Kasturi Haldar, PLOS Pathogens Editor-in-Chief, reflects on Elisabetta Ullu’s pioneering contributions to the understanding of molecular mechanisms of RNAi in T. brucei.
On the eve of 25th anniversary of the premier Molecular Parasitology Meeting (MPM) held at the Marine Biological laboratory at Woods Hole MA, we reflect on the tremendous accomplishments of the field presented at this meeting, ranging from leading therapeutics in global parasitic diseases as well as fundamental mechanisms enabling development of treatments in seemingly disparate disease states, like tumor biology and autoimmunity. But the excitement is burdened with hearts full of sadness that Dr. Elisabetta Ullu, a beacon in the field and past MPM organizer, passed away on September 8, 2014 after a heroic battle against cancer.
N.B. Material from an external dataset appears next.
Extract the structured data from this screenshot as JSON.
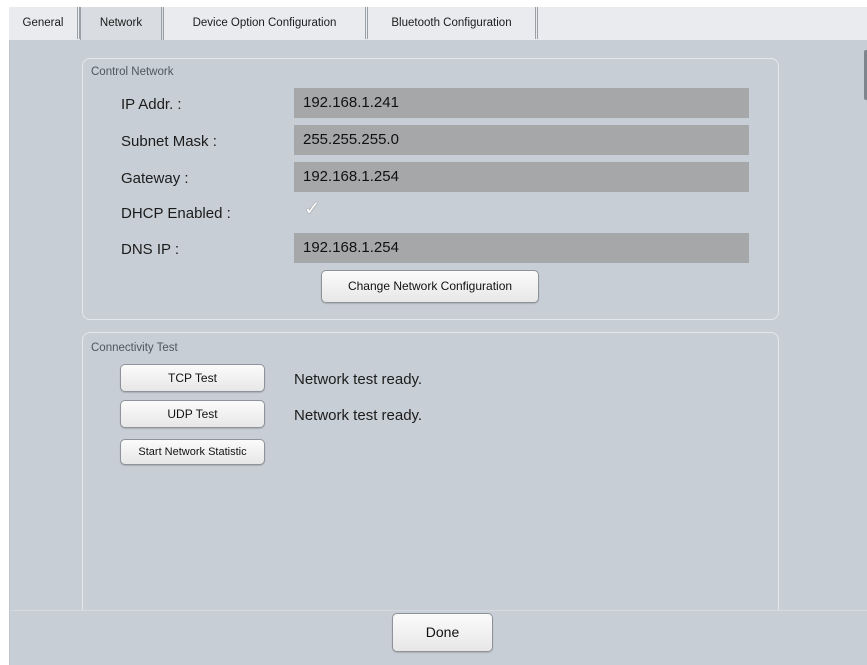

Dr. Ullu joined the faculty of Yale University School of Medicine as an Assistant Professor in 1984, where she rose through the ranks to Professor of Medicine and Cell Biology. Her laboratory pioneered in molecular mechanisms of RNA biology in the protozoan parasite Trypanosoma brucei, the causative agent of African sleeping sickness and a portal for RNA based mechanisms at cellular and organismal levels. Professor Ullu and Prof. Chris Tschudi (her partner in science and life) discovered the novel mechanism of ‘RNA interference’ (RNAi) by which T. brucei blocks the expression of its genes. Broad acceptance of the central role of RNAi for cells in general, was a 2006 Nobel Prize shared by Andrew Fire and Craig Mello, for their work in nematodes. Ullu’s findings were transformational to determine functions of proteins encoded by parasite genes, which is key to the discovery of new therapies urgently needed for sleeping sickness. She received many honors and accolades for her work, the most recent being the American Society for Biochemistry and Molecular Biology’s inaugural Alice and C. C. Wang award in 2012, for seminal contribution to the field of Molecular Parasitology.
Professor Ullu was also passionate about the practice of science through training and dissemination. She mentored untold numbers of colleagues and junior scientists well beyond her laboratory, through her keen assessment of their work in scientific meetings, journals, expert review groups and even one-on-one, over coffee. Her gaze could be intimidating, but fair and inspired. Its purpose was to distill excellence and move the science and the researcher forward. She was committed to the open exchange of research results and an active member of the Editorial Board of the open access journal PLOS Pathogens. Her generosity in sharing her outstanding intellect and worldwide recognition was exemplary, and leaves us humbled, grateful and immeasurably enriched.
Kasturi Haldar, Ph.D. Editor-in-Chief, PLOS Pathogens, is the Julius Nieuwland Chair of Biological Sciences and Parsons-Quinn Director of the Center for Rare and Neglected Diseases, University of Notre Dame. Kasturi was a friend and colleague of Ellisabetta Ullu, and worked with her on the Editorial Board of PLOS Pathogens.